Reza Farahan: From Chic to Shah
BY Bryan Van Gorder
May 03 2012 3:38 PM ET
Reza Farahan, the 38-year-old gay star of Bravo’s Shahs of Sunset, is known among the show’s fans for his pocket squares, larger-than-life persona and online rants. Born in Tehran and raised in Beverly Hills, Reza has found himself in the fortunate (if somewhat unexpected) position of being representative of out and proud Persians.
The Advocate: What’s changed now that you’ve been on the show?
Reza Farahan: On one level, I realize that when I’m in line at Starbucks and someone is cruising me, they’re probably looking at me because they recognize me from the show as opposed to before when they just wanted to get into my pants. On a totally different level, I get a lot of messages from gay Persian teens about how I’ve inspired them to come out, or that they appreciate that I’m out, stuff like that. That’s obviously amazing.
When did you come out?
For a Persian, I came out very young. I was 21. I had just moved back from San Francisco and my mom confronted me one morning after a night out drinking. I think she knew, but for some reason used that opportunity to ask me if I were gay. I just decided in that moment to be honest. I don’t know how or where I got the strength, but thank God I did.
How did she react?
At first she was hysterical, but then she looked at me and said, “You’re my son. I love you.”
Has being on Shahs brought to light any challenges faced by others in your community?
People reach out to me all the time and ask me if I can help them, talk to their families for them, be there for them to offer advice, to be their friend — all of which I’ve said I’d do.
Now that you’ve wrapped your first season, what kind of feedback have you gotten from the Persian community?
The funny thing is, if we’re just going to focus on the Persian community, the reaction, especially in New York, has been amazing, loving, supportive, excited. They interact with me on Facebook and Twitter, they want to be a part of it and genuinely want to express their appreciation for the recognition we’re getting. The Persians in L.A., not so much.
Why do you think that is?
I think the New York Persians are more open-minded and can appreciate the show for what it is. I have to say I was surprised by how negative the community was here [in Los Angeles] especially before they even knew what the show was about. And the irony is, a lot of those people, now that they’ve watched the show, have become fans.
Do you think the show represents you accurately?
Any comments for people who aren’t happy about the fact that you’re gay and Persian and on TV?
They can kiss my gay Persian ass.
I saw you did an “It Gets Better” video, anything else you would want to add to that?

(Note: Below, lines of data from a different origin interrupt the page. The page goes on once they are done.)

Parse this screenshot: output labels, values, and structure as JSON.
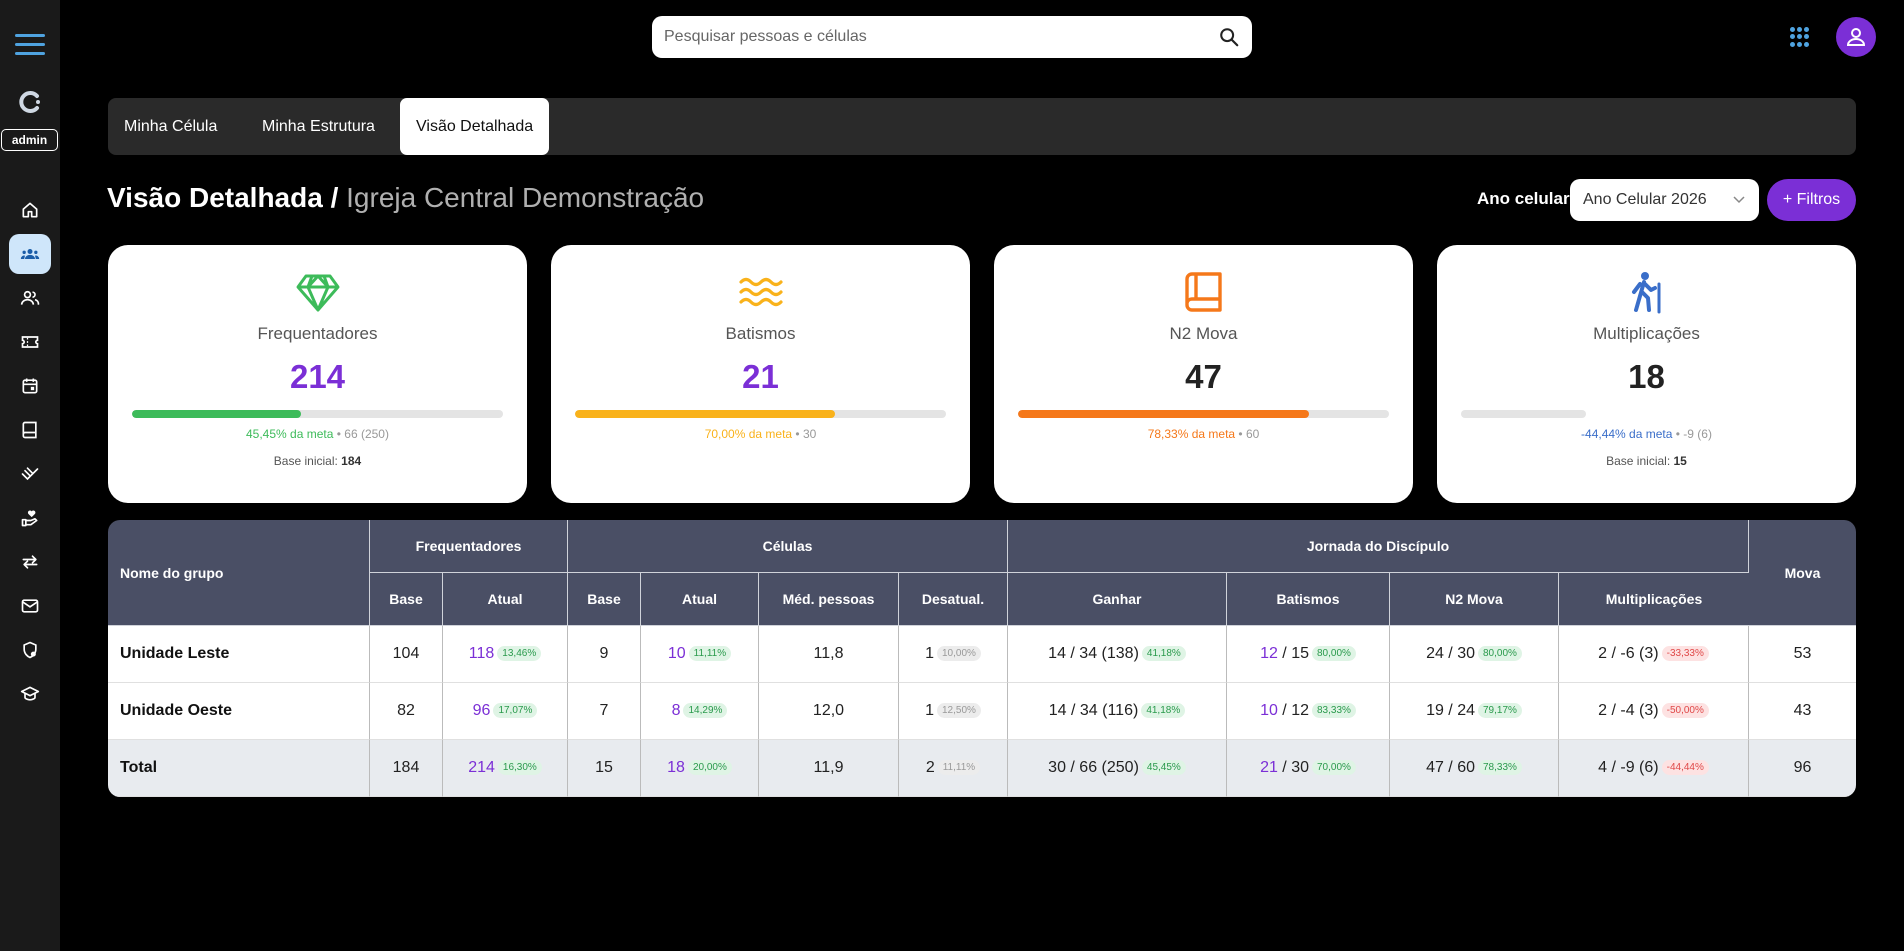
{
  "topbar": {
    "search_placeholder": "Pesquisar pessoas e células"
  },
  "sidebar": {
    "admin_label": "admin",
    "items": [
      {
        "icon": "home-icon"
      },
      {
        "icon": "groups-icon"
      },
      {
        "icon": "people-icon"
      },
      {
        "icon": "ticket-icon"
      },
      {
        "icon": "calendar-icon"
      },
      {
        "icon": "book-icon"
      },
      {
        "icon": "volunteer-icon"
      },
      {
        "icon": "hand-heart-icon"
      },
      {
        "icon": "swap-icon"
      },
      {
        "icon": "mail-icon"
      },
      {
        "icon": "shield-icon"
      },
      {
        "icon": "school-icon"
      }
    ]
  },
  "tabs": [
    "Minha Célula",
    "Minha Estrutura",
    "Visão Detalhada"
  ],
  "active_tab": "Visão Detalhada",
  "heading": {
    "title": "Visão Detalhada /",
    "subtitle": "Igreja Central Demonstração"
  },
  "filters": {
    "ano_label": "Ano celular:",
    "ano_value": "Ano Celular 2026",
    "filtros_label": "+ Filtros"
  },
  "cards": [
    {
      "label": "Frequentadores",
      "value": "214",
      "progress": 0.4545,
      "meta_pct": "45,45% da meta",
      "meta_rest": " • 66 (250)",
      "base_label": "Base inicial: ",
      "base_value": "184",
      "color": "#3dbb5a",
      "value_color": "#7b2fd6",
      "icon": "diamond-icon"
    },
    {
      "label": "Batismos",
      "value": "21",
      "progress": 0.7,
      "meta_pct": "70,00% da meta",
      "meta_rest": " • 30",
      "base_label": "",
      "base_value": "",
      "color": "#f9b21b",
      "value_color": "#7b2fd6",
      "icon": "waves-icon"
    },
    {
      "label": "N2 Mova",
      "value": "47",
      "progress": 0.7833,
      "meta_pct": "78,33% da meta",
      "meta_rest": " • 60",
      "base_label": "",
      "base_value": "",
      "color": "#f5781a",
      "value_color": "#222222",
      "icon": "book-icon"
    },
    {
      "label": "Multiplicações",
      "value": "18",
      "progress": 0,
      "meta_pct": "-44,44% da meta",
      "meta_rest": " • -9 (6)",
      "base_label": "Base inicial: ",
      "base_value": "15",
      "color": "#3a6ec9",
      "value_color": "#222222",
      "icon": "hiker-icon"
    }
  ],
  "table": {
    "col_name": "Nome do grupo",
    "groups": {
      "frequentadores": "Frequentadores",
      "celulas": "Células",
      "jornada": "Jornada do Discípulo",
      "mova": "Mova"
    },
    "sub": {
      "base": "Base",
      "atual": "Atual",
      "base2": "Base",
      "atual2": "Atual",
      "med": "Méd. pessoas",
      "desatual": "Desatual.",
      "ganhar": "Ganhar",
      "batismos": "Batismos",
      "n2": "N2 Mova",
      "mult": "Multiplicações"
    },
    "rows": [
      {
        "name": "Unidade Leste",
        "freq_base": "104",
        "freq_atual": "118",
        "freq_pct": "13,46%",
        "cel_base": "9",
        "cel_atual": "10",
        "cel_pct": "11,11%",
        "med": "11,8",
        "desatual": "1",
        "desatual_pct": "10,00%",
        "ganhar": "14 / 34 (138)",
        "ganhar_pct": "41,18%",
        "bat_cur": "12",
        "bat_rest": " / 15",
        "bat_pct": "80,00%",
        "n2": "24 / 30",
        "n2_pct": "80,00%",
        "mult": "2 / -6 (3)",
        "mult_pct": "-33,33%",
        "mova": "53"
      },
      {
        "name": "Unidade Oeste",
        "freq_base": "82",
        "freq_atual": "96",
        "freq_pct": "17,07%",
        "cel_base": "7",
        "cel_atual": "8",
        "cel_pct": "14,29%",
        "med": "12,0",
        "desatual": "1",
        "desatual_pct": "12,50%",
        "ganhar": "14 / 34 (116)",
        "ganhar_pct": "41,18%",
        "bat_cur": "10",
        "bat_rest": " / 12",
        "bat_pct": "83,33%",
        "n2": "19 / 24",
        "n2_pct": "79,17%",
        "mult": "2 / -4 (3)",
        "mult_pct": "-50,00%",
        "mova": "43"
      },
      {
        "name": "Total",
        "freq_base": "184",
        "freq_atual": "214",
        "freq_pct": "16,30%",
        "cel_base": "15",
        "cel_atual": "18",
        "cel_pct": "20,00%",
        "med": "11,9",
        "desatual": "2",
        "desatual_pct": "11,11%",
        "ganhar": "30 / 66 (250)",
        "ganhar_pct": "45,45%",
        "bat_cur": "21",
        "bat_rest": " / 30",
        "bat_pct": "70,00%",
        "n2": "47 / 60",
        "n2_pct": "78,33%",
        "mult": "4 / -9 (6)",
        "mult_pct": "-44,44%",
        "mova": "96"
      }
    ]
  }
}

Yes, there’s this organization called IRQR and this guy helps Persian homosexuals flee from Iran. It’s kind of like the Underground Railroad for gay Persians. If I could somehow, on a grassroots level, connect to him and help him out, I’d really like to do that. I’ve reached out to him, but he’s based in Canada and so it’s not like I can roll up to his office and be like, “Here I am.”
Has being on the show opened up a whole new dating pool?

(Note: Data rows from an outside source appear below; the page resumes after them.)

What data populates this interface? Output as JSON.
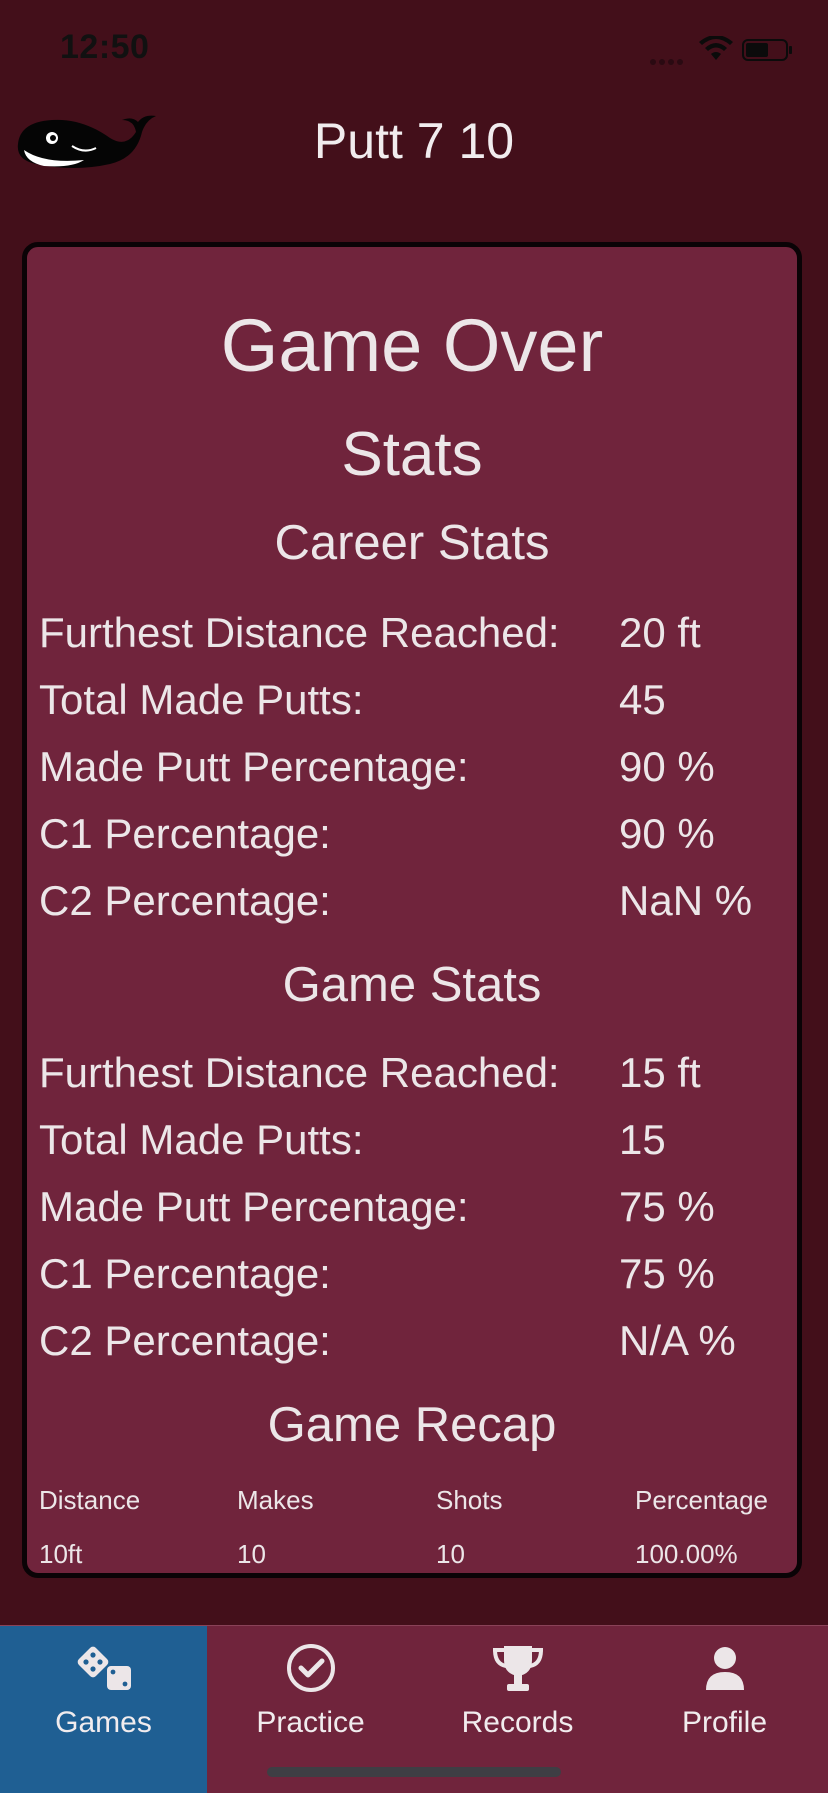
{
  "status_bar": {
    "time": "12:50"
  },
  "header": {
    "title": "Putt 7 10"
  },
  "card": {
    "heading": "Game Over",
    "subheading": "Stats",
    "career": {
      "title": "Career Stats",
      "rows": [
        {
          "label": "Furthest Distance Reached:",
          "value": "20 ft"
        },
        {
          "label": "Total Made Putts:",
          "value": "45"
        },
        {
          "label": "Made Putt Percentage:",
          "value": "90 %"
        },
        {
          "label": "C1 Percentage:",
          "value": "90 %"
        },
        {
          "label": "C2 Percentage:",
          "value": "NaN %"
        }
      ]
    },
    "game": {
      "title": "Game Stats",
      "rows": [
        {
          "label": "Furthest Distance Reached:",
          "value": "15 ft"
        },
        {
          "label": "Total Made Putts:",
          "value": "15"
        },
        {
          "label": "Made Putt Percentage:",
          "value": "75 %"
        },
        {
          "label": "C1 Percentage:",
          "value": "75 %"
        },
        {
          "label": "C2 Percentage:",
          "value": "N/A %"
        }
      ]
    },
    "recap": {
      "title": "Game Recap",
      "headers": [
        "Distance",
        "Makes",
        "Shots",
        "Percentage"
      ],
      "rows": [
        [
          "10ft",
          "10",
          "10",
          "100.00%"
        ]
      ]
    }
  },
  "tabbar": {
    "tabs": [
      {
        "label": "Games",
        "icon": "dice-icon",
        "active": true
      },
      {
        "label": "Practice",
        "icon": "checkmark-circle-icon",
        "active": false
      },
      {
        "label": "Records",
        "icon": "trophy-icon",
        "active": false
      },
      {
        "label": "Profile",
        "icon": "person-icon",
        "active": false
      }
    ]
  },
  "colors": {
    "background": "#430f1a",
    "card": "#70243c",
    "active_tab": "#1f5f93",
    "text": "#ece6e8"
  }
}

Yes and no. People on reality shows get mad, crazy love. But, I’m very grounded in the fact that some people gravitate toward me because of a belief they have or a connection they think they have to me when a connection doesn’t exist. So I don’t take that for granted.

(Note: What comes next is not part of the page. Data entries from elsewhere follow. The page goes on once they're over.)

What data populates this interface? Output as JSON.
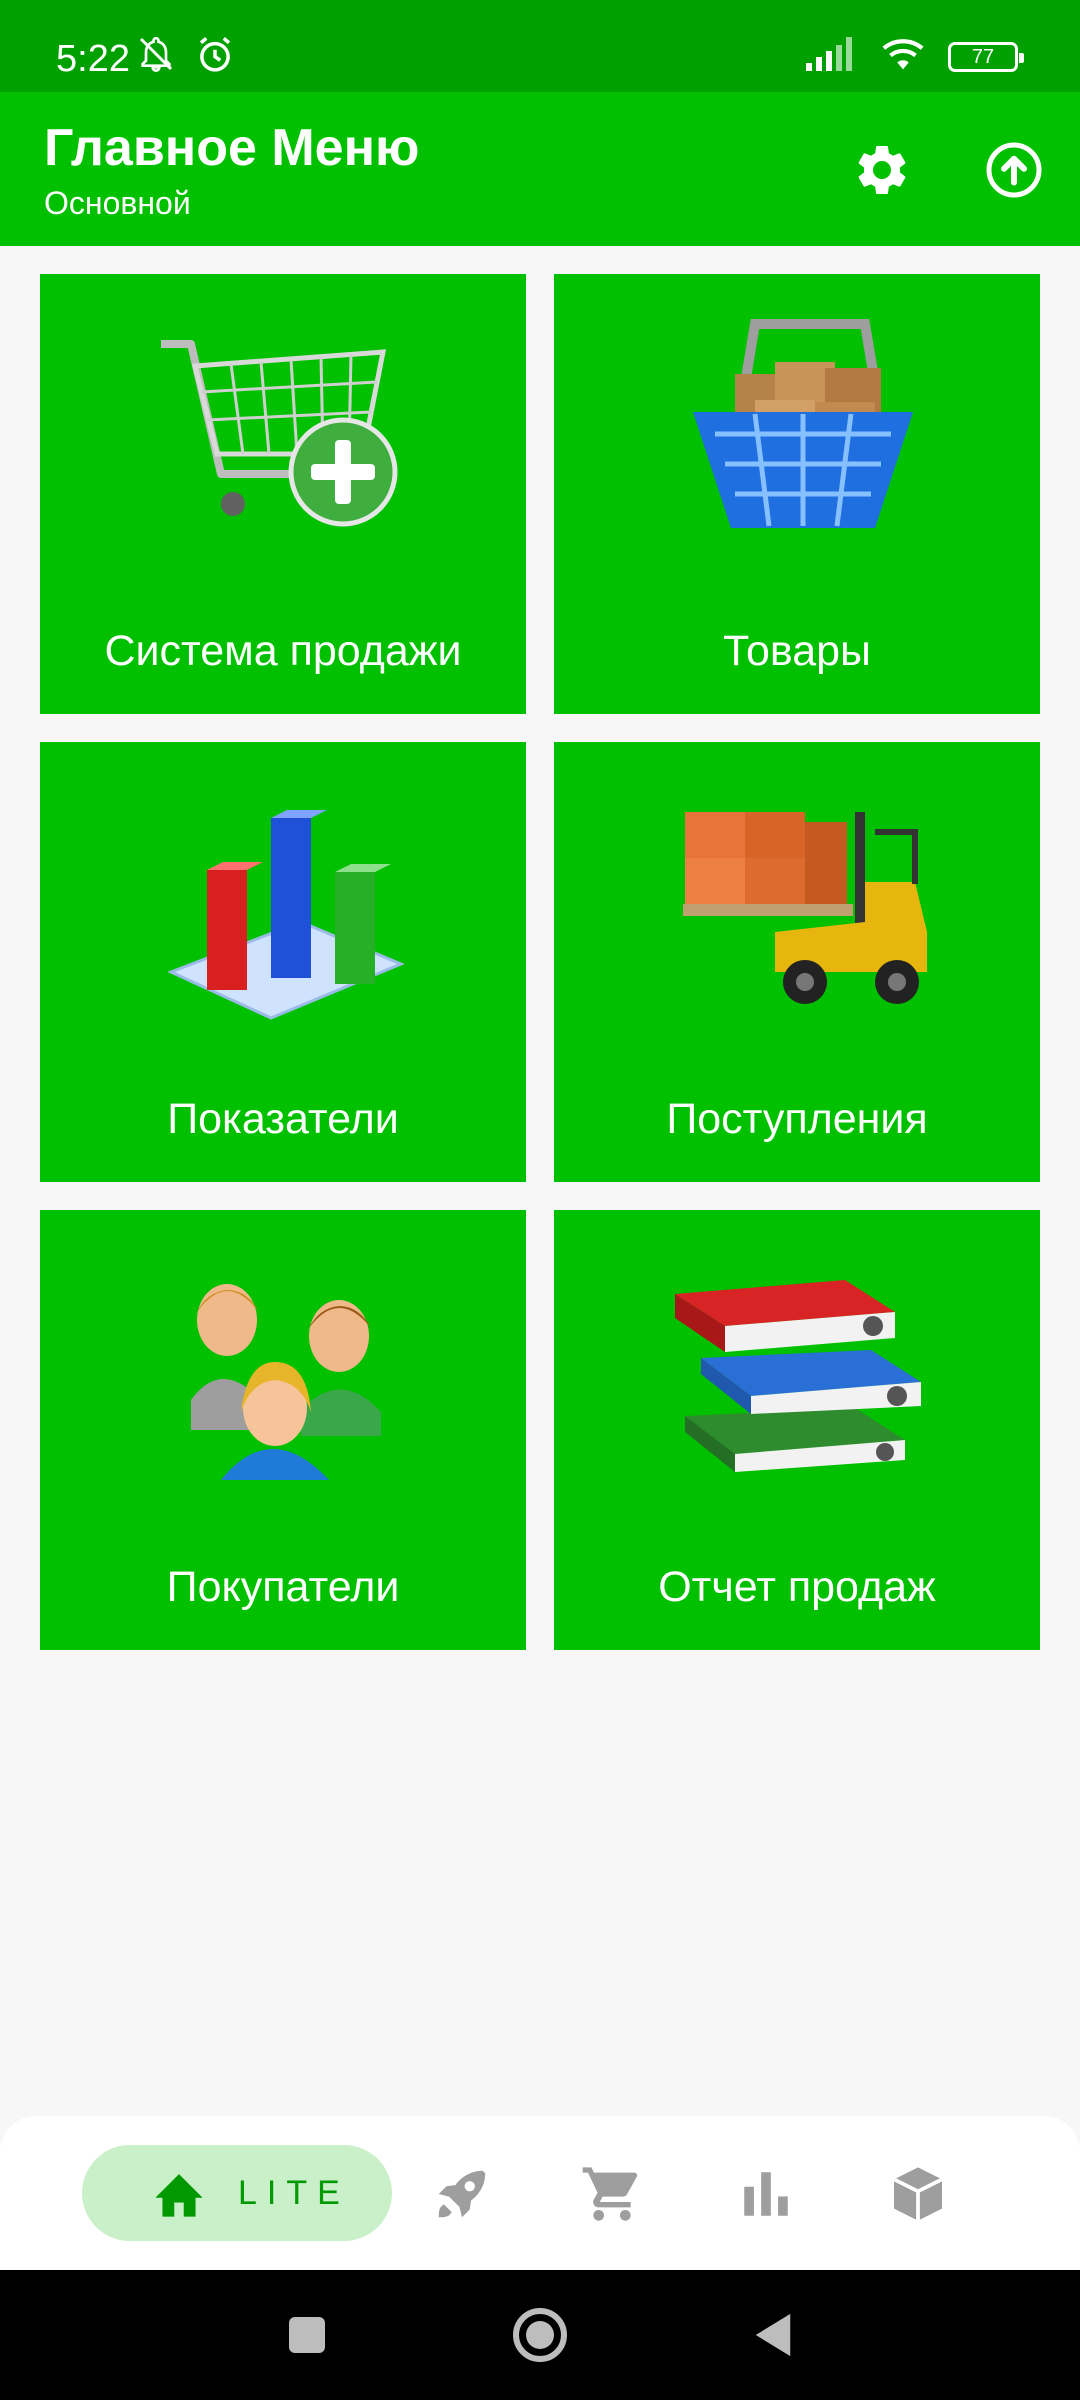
{
  "status_bar": {
    "time": "5:22",
    "battery": "77",
    "icons": [
      "notifications-off-icon",
      "alarm-icon",
      "signal-icon",
      "wifi-icon",
      "battery-icon"
    ]
  },
  "appbar": {
    "title": "Главное Меню",
    "subtitle": "Основной",
    "actions": [
      "settings-icon",
      "upload-icon"
    ]
  },
  "tiles": [
    {
      "label": "Система продажи",
      "icon": "shopping-cart-add-icon"
    },
    {
      "label": "Товары",
      "icon": "basket-boxes-icon"
    },
    {
      "label": "Показатели",
      "icon": "bar-chart-icon"
    },
    {
      "label": "Поступления",
      "icon": "forklift-icon"
    },
    {
      "label": "Покупатели",
      "icon": "customers-icon"
    },
    {
      "label": "Отчет продаж",
      "icon": "binders-icon"
    }
  ],
  "bottom_nav": {
    "active_label": "LITE",
    "items": [
      "home-icon",
      "rocket-icon",
      "cart-icon",
      "chart-icon",
      "box-icon"
    ]
  },
  "colors": {
    "status_bar": "#00a000",
    "primary": "#00c000",
    "background": "#f7f7f7",
    "nav_active_bg": "#c9f0c9",
    "nav_active_fg": "#009900",
    "nav_inactive": "#9e9e9e"
  }
}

Let’s talk about your mustache. It seems to have spawned its own fan club and, on its own, become a gay icon.
My mustache has serious groupies. And, its own twitter handle, @rezas_mustache, that was started by a fan.
Have there been any surprises along the way?
The one thing I guess I didn’t think about or know would happen when I signed up to do Shahs is that I’m living as an out gay man on a massive scale. I didn’t know how much freedom would come with that. It’s like wearing a Star of David so that everyone knows you’re Jewish before they meet you. There’s a part of me now out there in the forefront so, when we meet we don’t have to talk about it. It’s actually very freeing.